[Opening DATASET ENTRIES section]
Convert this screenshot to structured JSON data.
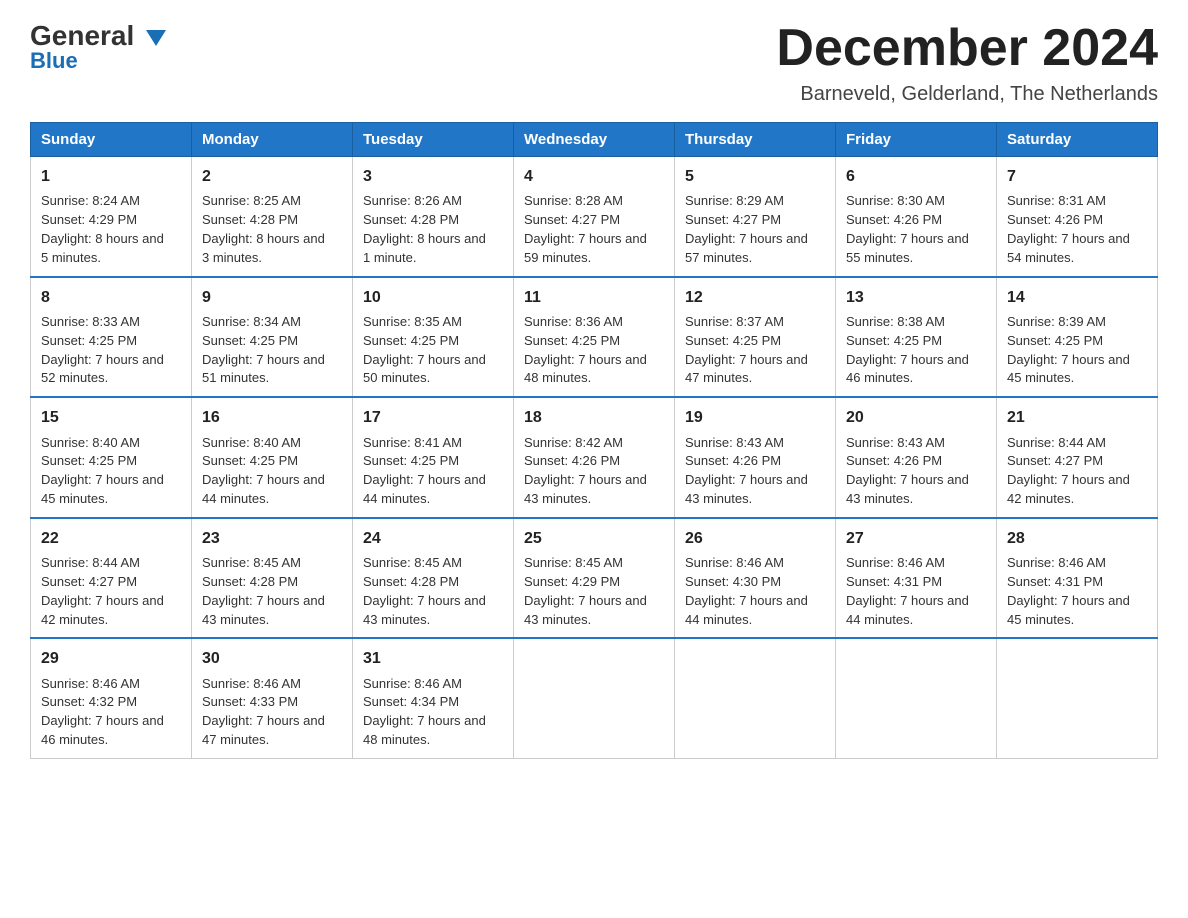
{
  "logo": {
    "text_general": "General",
    "text_blue": "Blue",
    "arrow": "▼"
  },
  "header": {
    "title": "December 2024",
    "subtitle": "Barneveld, Gelderland, The Netherlands"
  },
  "days_of_week": [
    "Sunday",
    "Monday",
    "Tuesday",
    "Wednesday",
    "Thursday",
    "Friday",
    "Saturday"
  ],
  "weeks": [
    [
      {
        "day": "1",
        "sunrise": "8:24 AM",
        "sunset": "4:29 PM",
        "daylight": "8 hours and 5 minutes."
      },
      {
        "day": "2",
        "sunrise": "8:25 AM",
        "sunset": "4:28 PM",
        "daylight": "8 hours and 3 minutes."
      },
      {
        "day": "3",
        "sunrise": "8:26 AM",
        "sunset": "4:28 PM",
        "daylight": "8 hours and 1 minute."
      },
      {
        "day": "4",
        "sunrise": "8:28 AM",
        "sunset": "4:27 PM",
        "daylight": "7 hours and 59 minutes."
      },
      {
        "day": "5",
        "sunrise": "8:29 AM",
        "sunset": "4:27 PM",
        "daylight": "7 hours and 57 minutes."
      },
      {
        "day": "6",
        "sunrise": "8:30 AM",
        "sunset": "4:26 PM",
        "daylight": "7 hours and 55 minutes."
      },
      {
        "day": "7",
        "sunrise": "8:31 AM",
        "sunset": "4:26 PM",
        "daylight": "7 hours and 54 minutes."
      }
    ],
    [
      {
        "day": "8",
        "sunrise": "8:33 AM",
        "sunset": "4:25 PM",
        "daylight": "7 hours and 52 minutes."
      },
      {
        "day": "9",
        "sunrise": "8:34 AM",
        "sunset": "4:25 PM",
        "daylight": "7 hours and 51 minutes."
      },
      {
        "day": "10",
        "sunrise": "8:35 AM",
        "sunset": "4:25 PM",
        "daylight": "7 hours and 50 minutes."
      },
      {
        "day": "11",
        "sunrise": "8:36 AM",
        "sunset": "4:25 PM",
        "daylight": "7 hours and 48 minutes."
      },
      {
        "day": "12",
        "sunrise": "8:37 AM",
        "sunset": "4:25 PM",
        "daylight": "7 hours and 47 minutes."
      },
      {
        "day": "13",
        "sunrise": "8:38 AM",
        "sunset": "4:25 PM",
        "daylight": "7 hours and 46 minutes."
      },
      {
        "day": "14",
        "sunrise": "8:39 AM",
        "sunset": "4:25 PM",
        "daylight": "7 hours and 45 minutes."
      }
    ],
    [
      {
        "day": "15",
        "sunrise": "8:40 AM",
        "sunset": "4:25 PM",
        "daylight": "7 hours and 45 minutes."
      },
      {
        "day": "16",
        "sunrise": "8:40 AM",
        "sunset": "4:25 PM",
        "daylight": "7 hours and 44 minutes."
      },
      {
        "day": "17",
        "sunrise": "8:41 AM",
        "sunset": "4:25 PM",
        "daylight": "7 hours and 44 minutes."
      },
      {
        "day": "18",
        "sunrise": "8:42 AM",
        "sunset": "4:26 PM",
        "daylight": "7 hours and 43 minutes."
      },
      {
        "day": "19",
        "sunrise": "8:43 AM",
        "sunset": "4:26 PM",
        "daylight": "7 hours and 43 minutes."
      },
      {
        "day": "20",
        "sunrise": "8:43 AM",
        "sunset": "4:26 PM",
        "daylight": "7 hours and 43 minutes."
      },
      {
        "day": "21",
        "sunrise": "8:44 AM",
        "sunset": "4:27 PM",
        "daylight": "7 hours and 42 minutes."
      }
    ],
    [
      {
        "day": "22",
        "sunrise": "8:44 AM",
        "sunset": "4:27 PM",
        "daylight": "7 hours and 42 minutes."
      },
      {
        "day": "23",
        "sunrise": "8:45 AM",
        "sunset": "4:28 PM",
        "daylight": "7 hours and 43 minutes."
      },
      {
        "day": "24",
        "sunrise": "8:45 AM",
        "sunset": "4:28 PM",
        "daylight": "7 hours and 43 minutes."
      },
      {
        "day": "25",
        "sunrise": "8:45 AM",
        "sunset": "4:29 PM",
        "daylight": "7 hours and 43 minutes."
      },
      {
        "day": "26",
        "sunrise": "8:46 AM",
        "sunset": "4:30 PM",
        "daylight": "7 hours and 44 minutes."
      },
      {
        "day": "27",
        "sunrise": "8:46 AM",
        "sunset": "4:31 PM",
        "daylight": "7 hours and 44 minutes."
      },
      {
        "day": "28",
        "sunrise": "8:46 AM",
        "sunset": "4:31 PM",
        "daylight": "7 hours and 45 minutes."
      }
    ],
    [
      {
        "day": "29",
        "sunrise": "8:46 AM",
        "sunset": "4:32 PM",
        "daylight": "7 hours and 46 minutes."
      },
      {
        "day": "30",
        "sunrise": "8:46 AM",
        "sunset": "4:33 PM",
        "daylight": "7 hours and 47 minutes."
      },
      {
        "day": "31",
        "sunrise": "8:46 AM",
        "sunset": "4:34 PM",
        "daylight": "7 hours and 48 minutes."
      },
      null,
      null,
      null,
      null
    ]
  ]
}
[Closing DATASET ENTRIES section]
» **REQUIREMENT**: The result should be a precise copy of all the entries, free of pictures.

» **RESPONSE TO THE EXERCISE**:
Convert this screenshot to structured JSON data.
{
  "logo": {
    "text_general": "General",
    "text_blue": "Blue",
    "arrow": "▼"
  },
  "header": {
    "title": "December 2024",
    "subtitle": "Barneveld, Gelderland, The Netherlands"
  },
  "days_of_week": [
    "Sunday",
    "Monday",
    "Tuesday",
    "Wednesday",
    "Thursday",
    "Friday",
    "Saturday"
  ],
  "weeks": [
    [
      {
        "day": "1",
        "sunrise": "8:24 AM",
        "sunset": "4:29 PM",
        "daylight": "8 hours and 5 minutes."
      },
      {
        "day": "2",
        "sunrise": "8:25 AM",
        "sunset": "4:28 PM",
        "daylight": "8 hours and 3 minutes."
      },
      {
        "day": "3",
        "sunrise": "8:26 AM",
        "sunset": "4:28 PM",
        "daylight": "8 hours and 1 minute."
      },
      {
        "day": "4",
        "sunrise": "8:28 AM",
        "sunset": "4:27 PM",
        "daylight": "7 hours and 59 minutes."
      },
      {
        "day": "5",
        "sunrise": "8:29 AM",
        "sunset": "4:27 PM",
        "daylight": "7 hours and 57 minutes."
      },
      {
        "day": "6",
        "sunrise": "8:30 AM",
        "sunset": "4:26 PM",
        "daylight": "7 hours and 55 minutes."
      },
      {
        "day": "7",
        "sunrise": "8:31 AM",
        "sunset": "4:26 PM",
        "daylight": "7 hours and 54 minutes."
      }
    ],
    [
      {
        "day": "8",
        "sunrise": "8:33 AM",
        "sunset": "4:25 PM",
        "daylight": "7 hours and 52 minutes."
      },
      {
        "day": "9",
        "sunrise": "8:34 AM",
        "sunset": "4:25 PM",
        "daylight": "7 hours and 51 minutes."
      },
      {
        "day": "10",
        "sunrise": "8:35 AM",
        "sunset": "4:25 PM",
        "daylight": "7 hours and 50 minutes."
      },
      {
        "day": "11",
        "sunrise": "8:36 AM",
        "sunset": "4:25 PM",
        "daylight": "7 hours and 48 minutes."
      },
      {
        "day": "12",
        "sunrise": "8:37 AM",
        "sunset": "4:25 PM",
        "daylight": "7 hours and 47 minutes."
      },
      {
        "day": "13",
        "sunrise": "8:38 AM",
        "sunset": "4:25 PM",
        "daylight": "7 hours and 46 minutes."
      },
      {
        "day": "14",
        "sunrise": "8:39 AM",
        "sunset": "4:25 PM",
        "daylight": "7 hours and 45 minutes."
      }
    ],
    [
      {
        "day": "15",
        "sunrise": "8:40 AM",
        "sunset": "4:25 PM",
        "daylight": "7 hours and 45 minutes."
      },
      {
        "day": "16",
        "sunrise": "8:40 AM",
        "sunset": "4:25 PM",
        "daylight": "7 hours and 44 minutes."
      },
      {
        "day": "17",
        "sunrise": "8:41 AM",
        "sunset": "4:25 PM",
        "daylight": "7 hours and 44 minutes."
      },
      {
        "day": "18",
        "sunrise": "8:42 AM",
        "sunset": "4:26 PM",
        "daylight": "7 hours and 43 minutes."
      },
      {
        "day": "19",
        "sunrise": "8:43 AM",
        "sunset": "4:26 PM",
        "daylight": "7 hours and 43 minutes."
      },
      {
        "day": "20",
        "sunrise": "8:43 AM",
        "sunset": "4:26 PM",
        "daylight": "7 hours and 43 minutes."
      },
      {
        "day": "21",
        "sunrise": "8:44 AM",
        "sunset": "4:27 PM",
        "daylight": "7 hours and 42 minutes."
      }
    ],
    [
      {
        "day": "22",
        "sunrise": "8:44 AM",
        "sunset": "4:27 PM",
        "daylight": "7 hours and 42 minutes."
      },
      {
        "day": "23",
        "sunrise": "8:45 AM",
        "sunset": "4:28 PM",
        "daylight": "7 hours and 43 minutes."
      },
      {
        "day": "24",
        "sunrise": "8:45 AM",
        "sunset": "4:28 PM",
        "daylight": "7 hours and 43 minutes."
      },
      {
        "day": "25",
        "sunrise": "8:45 AM",
        "sunset": "4:29 PM",
        "daylight": "7 hours and 43 minutes."
      },
      {
        "day": "26",
        "sunrise": "8:46 AM",
        "sunset": "4:30 PM",
        "daylight": "7 hours and 44 minutes."
      },
      {
        "day": "27",
        "sunrise": "8:46 AM",
        "sunset": "4:31 PM",
        "daylight": "7 hours and 44 minutes."
      },
      {
        "day": "28",
        "sunrise": "8:46 AM",
        "sunset": "4:31 PM",
        "daylight": "7 hours and 45 minutes."
      }
    ],
    [
      {
        "day": "29",
        "sunrise": "8:46 AM",
        "sunset": "4:32 PM",
        "daylight": "7 hours and 46 minutes."
      },
      {
        "day": "30",
        "sunrise": "8:46 AM",
        "sunset": "4:33 PM",
        "daylight": "7 hours and 47 minutes."
      },
      {
        "day": "31",
        "sunrise": "8:46 AM",
        "sunset": "4:34 PM",
        "daylight": "7 hours and 48 minutes."
      },
      null,
      null,
      null,
      null
    ]
  ]
}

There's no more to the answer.